“It’s better to give than receive”: As noble an ideal as that is, there’s a limit to giving that too many of us involved in caregiving choose to ignore. Where does it lead us?
Those of us in healthcare and other service fields have been taught that giving is honorable and receiving is selfish. So, we give off our time, our money, our wisdom, our ideas and our love without restriction or any overt expectation of return. It feels so good to give, seeing the smiling and grateful faces of those we serve is the reward in itself.
But what about the other side of that equation? What happens when it’s time to receive? Is receiving as easy and pleasurable as the giving side? Very often the answer is no. We are taught to continually push past our limits, that asking for help is a sign of weakness. When we are given a compliment or accolades for a job well done, our automatic reply is “it was nothing” and deflect the gift.
We rarely face the fact that when we push away a thank you or compliment or offer of help or love, we are not allowing other person the opportunity to feel the joy of giving. We are marginalizing their genuine effort to do their good deed and feel good when they see us smile. Every time we push our own needs aside, work past the limits of our endurance or keep on giving, we chip away at our own wellness.
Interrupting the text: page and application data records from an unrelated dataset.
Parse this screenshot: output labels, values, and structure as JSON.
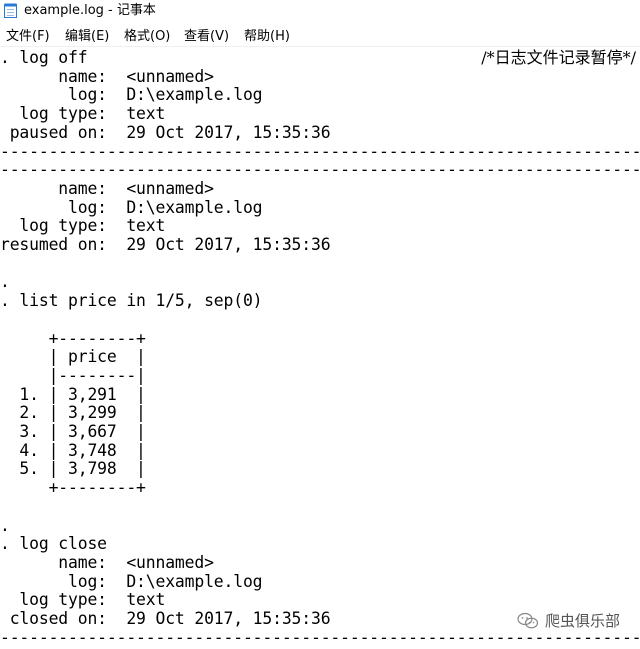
{
  "window": {
    "title": "example.log - 记事本"
  },
  "menu": {
    "file": "文件(F)",
    "edit": "编辑(E)",
    "format": "格式(O)",
    "view": "查看(V)",
    "help": "帮助(H)"
  },
  "editor": {
    "comment": "/*日志文件记录暂停*/",
    "content": ". log off\n      name:  <unnamed>\n       log:  D:\\example.log\n  log type:  text\n paused on:  29 Oct 2017, 15:35:36\n---------------------------------------------------------------------------------\n---------------------------------------------------------------------------------\n      name:  <unnamed>\n       log:  D:\\example.log\n  log type:  text\nresumed on:  29 Oct 2017, 15:35:36\n\n.\n. list price in 1/5, sep(0)\n\n     +--------+\n     | price  |\n     |--------|\n  1. | 3,291  |\n  2. | 3,299  |\n  3. | 3,667  |\n  4. | 3,748  |\n  5. | 3,798  |\n     +--------+\n\n.\n. log close\n      name:  <unnamed>\n       log:  D:\\example.log\n  log type:  text\n closed on:  29 Oct 2017, 15:35:36\n---------------------------------------------------------------------------------"
  },
  "watermark": {
    "text": "爬虫俱乐部"
  },
  "colors": {
    "background": "#ffffff",
    "text": "#000000",
    "icon_blue": "#2b79d6"
  }
}
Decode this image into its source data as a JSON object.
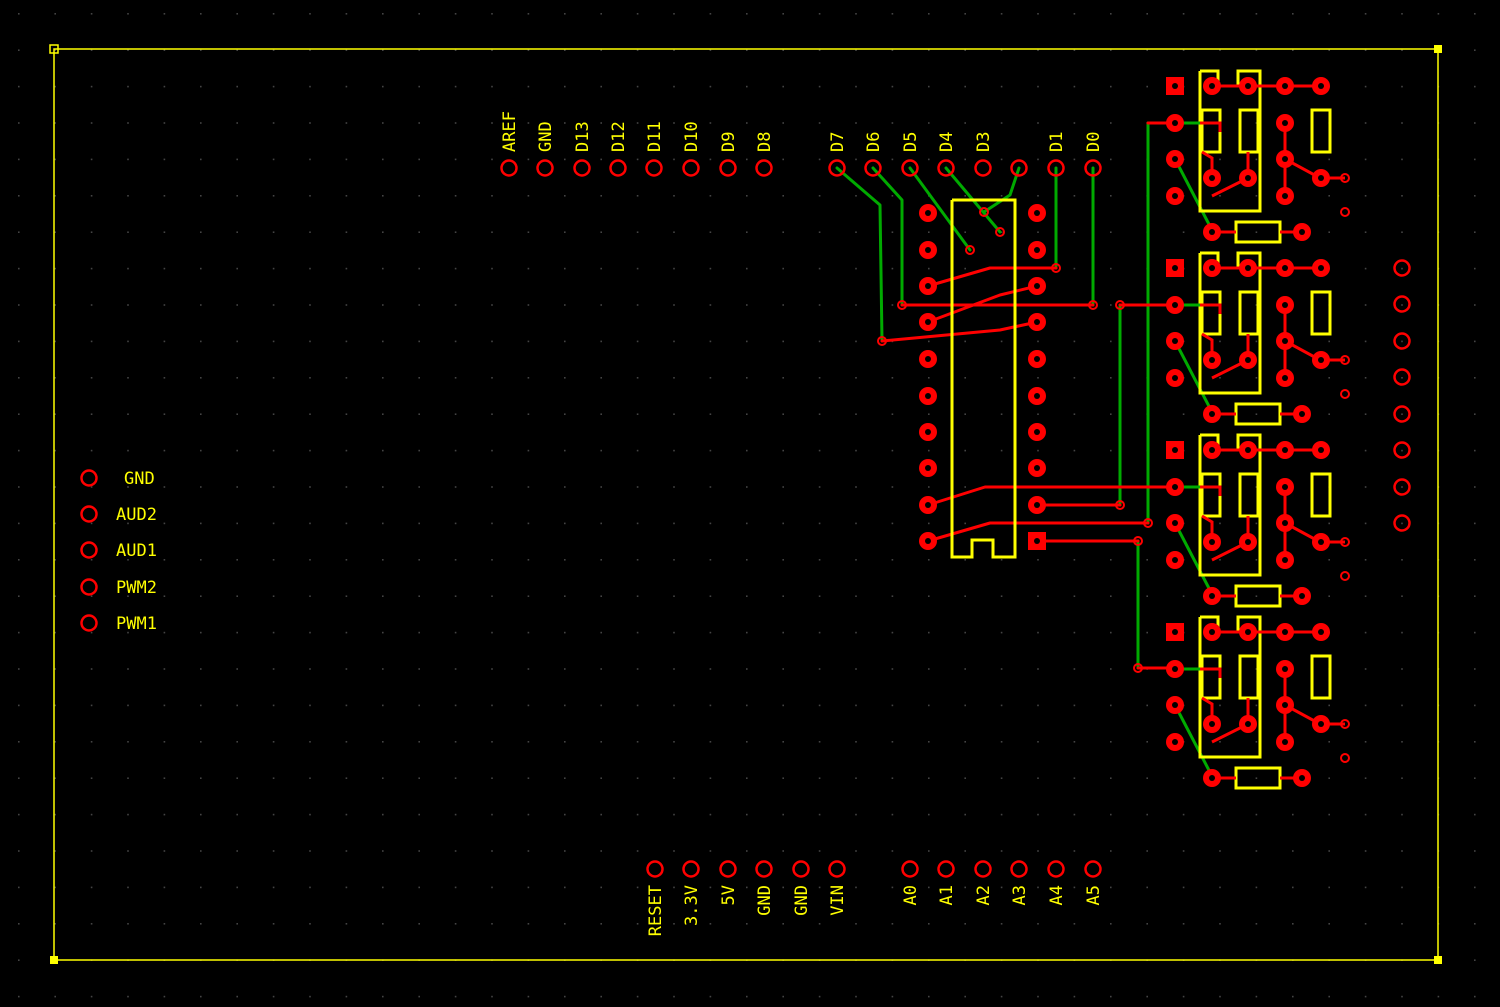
{
  "colors": {
    "background": "#000000",
    "grid_dot": "#444444",
    "silkscreen": "#ffff00",
    "copper_top": "#ff0000",
    "copper_bottom": "#00aa00"
  },
  "header_top": [
    "AREF",
    "GND",
    "D13",
    "D12",
    "D11",
    "D10",
    "D9",
    "D8"
  ],
  "header_top_right": [
    "D7",
    "D6",
    "D5",
    "D4",
    "D3",
    "",
    "D1",
    "D0"
  ],
  "header_bottom_left": [
    "RESET",
    "3.3V",
    "5V",
    "GND",
    "GND",
    "VIN"
  ],
  "header_bottom_right": [
    "A0",
    "A1",
    "A2",
    "A3",
    "A4",
    "A5"
  ],
  "side_header": [
    "GND",
    "AUD2",
    "AUD1",
    "PWM2",
    "PWM1"
  ]
}
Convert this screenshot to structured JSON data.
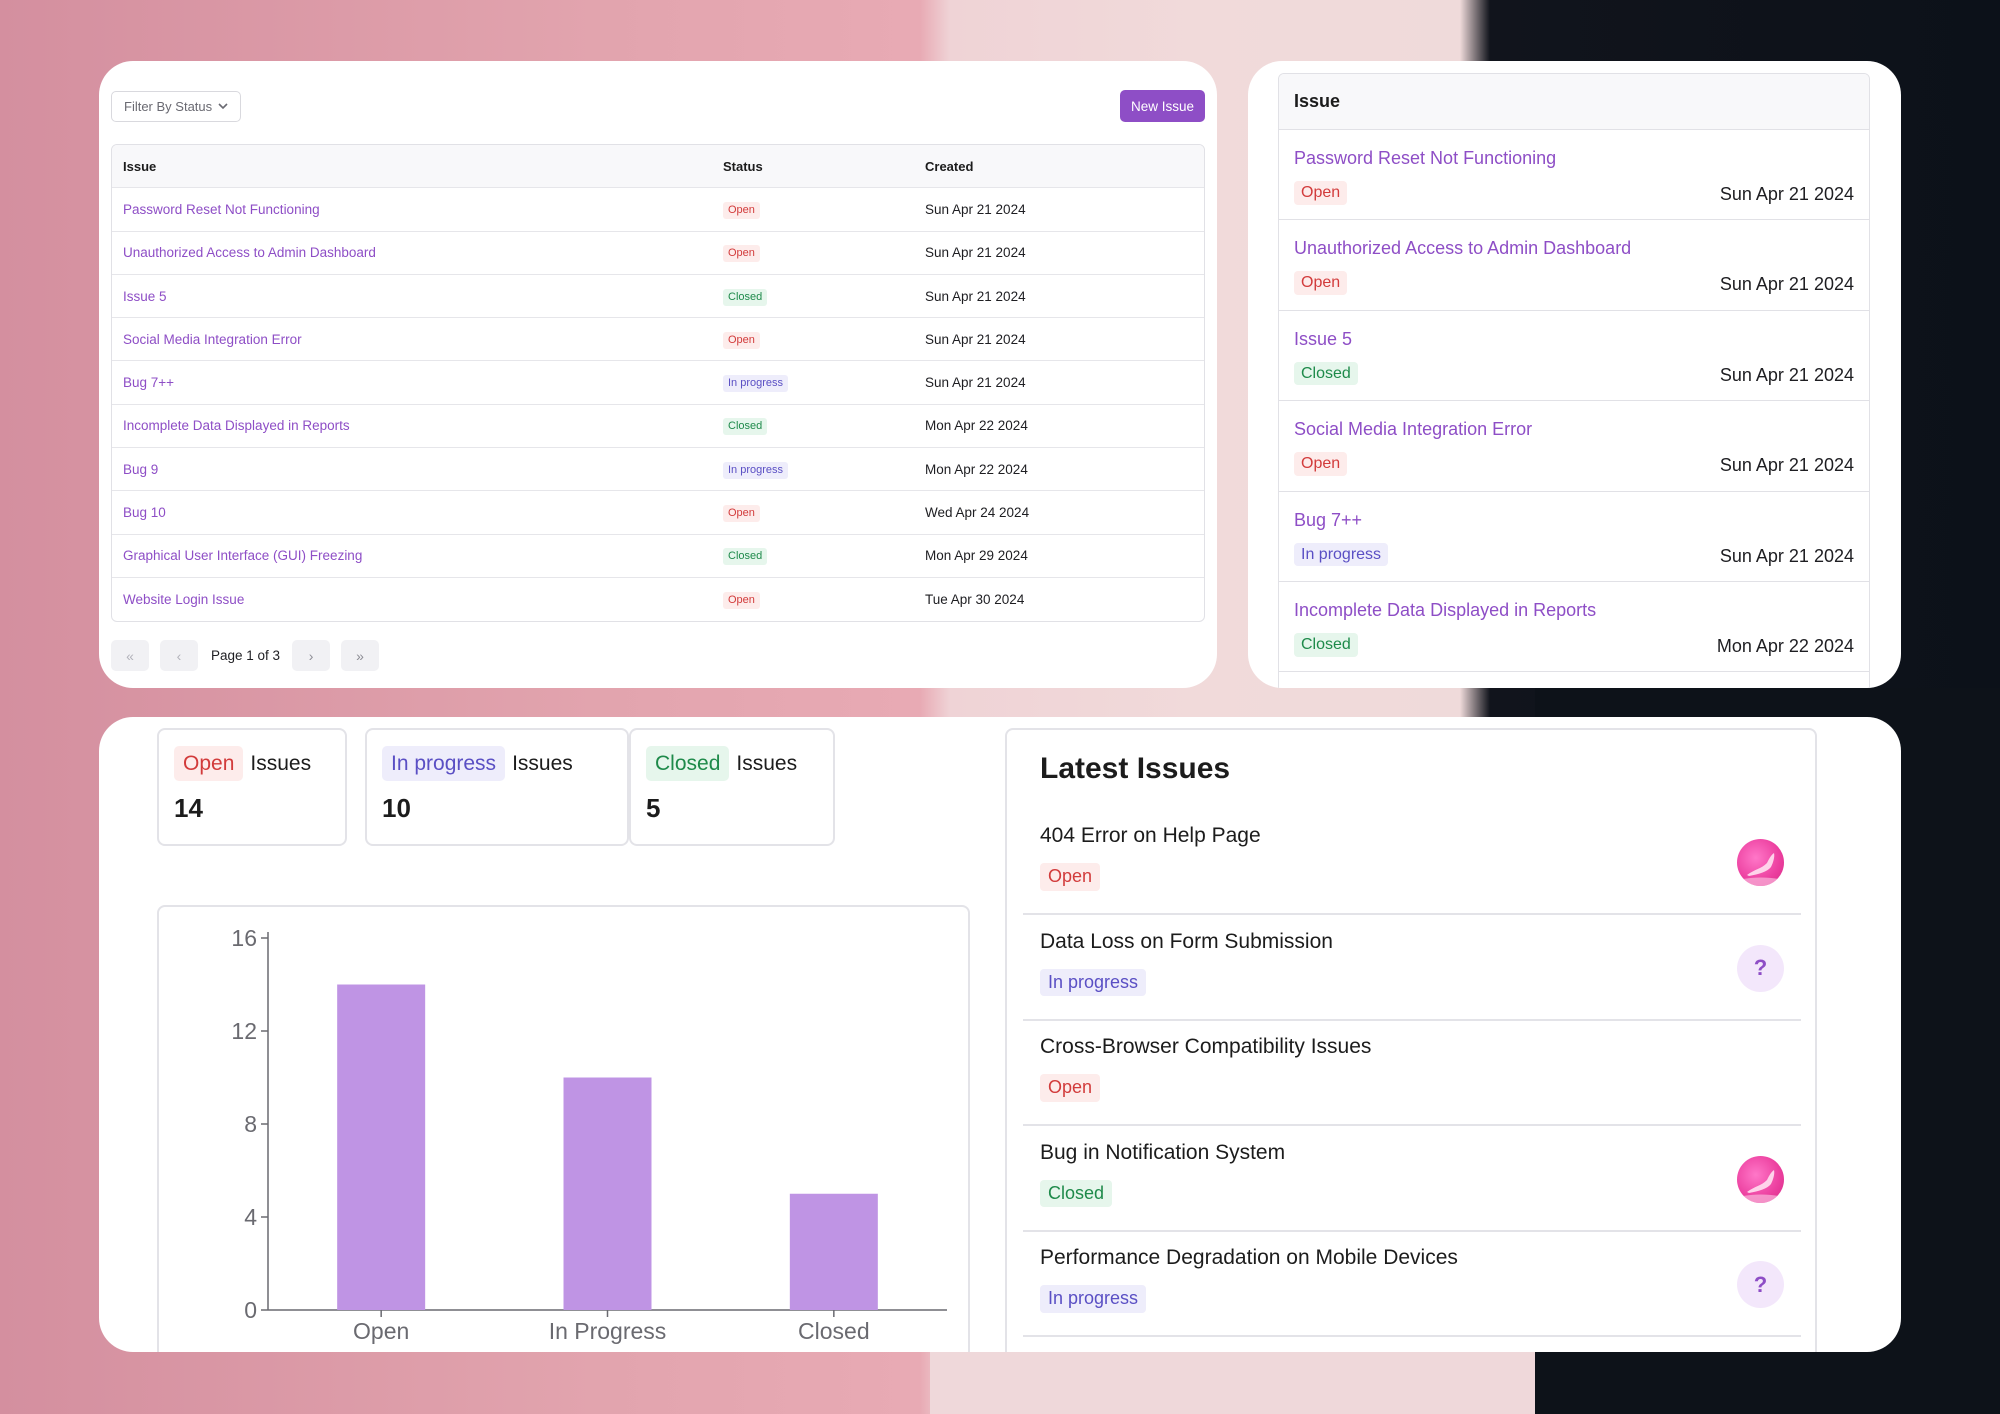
{
  "colors": {
    "accent": "#8e4ec6",
    "open_fg": "#d23b3b",
    "open_bg": "#fdeceb",
    "progress_fg": "#5a4fc4",
    "progress_bg": "#eeedfb",
    "closed_fg": "#1e8a4a",
    "closed_bg": "#e6f6ec",
    "bar": "#bf94e4"
  },
  "table_view": {
    "filter_label": "Filter By Status",
    "filter_icon": "chevron-down-icon",
    "new_issue_label": "New Issue",
    "columns": [
      "Issue",
      "Status",
      "Created"
    ],
    "rows": [
      {
        "title": "Password Reset Not Functioning",
        "status": "Open",
        "status_key": "open",
        "created": "Sun Apr 21 2024"
      },
      {
        "title": "Unauthorized Access to Admin Dashboard",
        "status": "Open",
        "status_key": "open",
        "created": "Sun Apr 21 2024"
      },
      {
        "title": "Issue 5",
        "status": "Closed",
        "status_key": "closed",
        "created": "Sun Apr 21 2024"
      },
      {
        "title": "Social Media Integration Error",
        "status": "Open",
        "status_key": "open",
        "created": "Sun Apr 21 2024"
      },
      {
        "title": "Bug 7++",
        "status": "In progress",
        "status_key": "prog",
        "created": "Sun Apr 21 2024"
      },
      {
        "title": "Incomplete Data Displayed in Reports",
        "status": "Closed",
        "status_key": "closed",
        "created": "Mon Apr 22 2024"
      },
      {
        "title": "Bug 9",
        "status": "In progress",
        "status_key": "prog",
        "created": "Mon Apr 22 2024"
      },
      {
        "title": "Bug 10",
        "status": "Open",
        "status_key": "open",
        "created": "Wed Apr 24 2024"
      },
      {
        "title": "Graphical User Interface (GUI) Freezing",
        "status": "Closed",
        "status_key": "closed",
        "created": "Mon Apr 29 2024"
      },
      {
        "title": "Website Login Issue",
        "status": "Open",
        "status_key": "open",
        "created": "Tue Apr 30 2024"
      }
    ],
    "pagination": {
      "text": "Page 1 of 3",
      "first": "«",
      "prev": "‹",
      "next": "›",
      "last": "»"
    }
  },
  "list_view": {
    "header": "Issue",
    "items": [
      {
        "title": "Password Reset Not Functioning",
        "status": "Open",
        "status_key": "open",
        "created": "Sun Apr 21 2024"
      },
      {
        "title": "Unauthorized Access to Admin Dashboard",
        "status": "Open",
        "status_key": "open",
        "created": "Sun Apr 21 2024"
      },
      {
        "title": "Issue 5",
        "status": "Closed",
        "status_key": "closed",
        "created": "Sun Apr 21 2024"
      },
      {
        "title": "Social Media Integration Error",
        "status": "Open",
        "status_key": "open",
        "created": "Sun Apr 21 2024"
      },
      {
        "title": "Bug 7++",
        "status": "In progress",
        "status_key": "prog",
        "created": "Sun Apr 21 2024"
      },
      {
        "title": "Incomplete Data Displayed in Reports",
        "status": "Closed",
        "status_key": "closed",
        "created": "Mon Apr 22 2024"
      }
    ]
  },
  "summary": {
    "cards": [
      {
        "badge": "Open",
        "status_key": "open",
        "label": "Issues",
        "count": "14"
      },
      {
        "badge": "In progress",
        "status_key": "prog",
        "label": "Issues",
        "count": "10"
      },
      {
        "badge": "Closed",
        "status_key": "closed",
        "label": "Issues",
        "count": "5"
      }
    ]
  },
  "chart_data": {
    "type": "bar",
    "categories": [
      "Open",
      "In Progress",
      "Closed"
    ],
    "values": [
      14,
      10,
      5
    ],
    "yticks": [
      0,
      4,
      8,
      12,
      16
    ],
    "ylim": [
      0,
      16
    ],
    "xlabel": "",
    "ylabel": "",
    "title": "",
    "grid": false
  },
  "latest": {
    "title": "Latest Issues",
    "items": [
      {
        "title": "404 Error on Help Page",
        "status": "Open",
        "status_key": "open",
        "avatar": "user-avatar-image"
      },
      {
        "title": "Data Loss on Form Submission",
        "status": "In progress",
        "status_key": "prog",
        "avatar": "?"
      },
      {
        "title": "Cross-Browser Compatibility Issues",
        "status": "Open",
        "status_key": "open",
        "avatar": ""
      },
      {
        "title": "Bug in Notification System",
        "status": "Closed",
        "status_key": "closed",
        "avatar": "user-avatar-image"
      },
      {
        "title": "Performance Degradation on Mobile Devices",
        "status": "In progress",
        "status_key": "prog",
        "avatar": "?"
      }
    ]
  }
}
It is wonderful to be on the giving side of the flow, but if you are only giving out, your cup becomes empty. My challenge to you is to allow yourself to be the gracious receiver, don’t deflect or turn down offers of help. When you allow yourself to receive, you not only fill up your own reservoir but you can revel in the smiles and good feelings you are giving to the giver.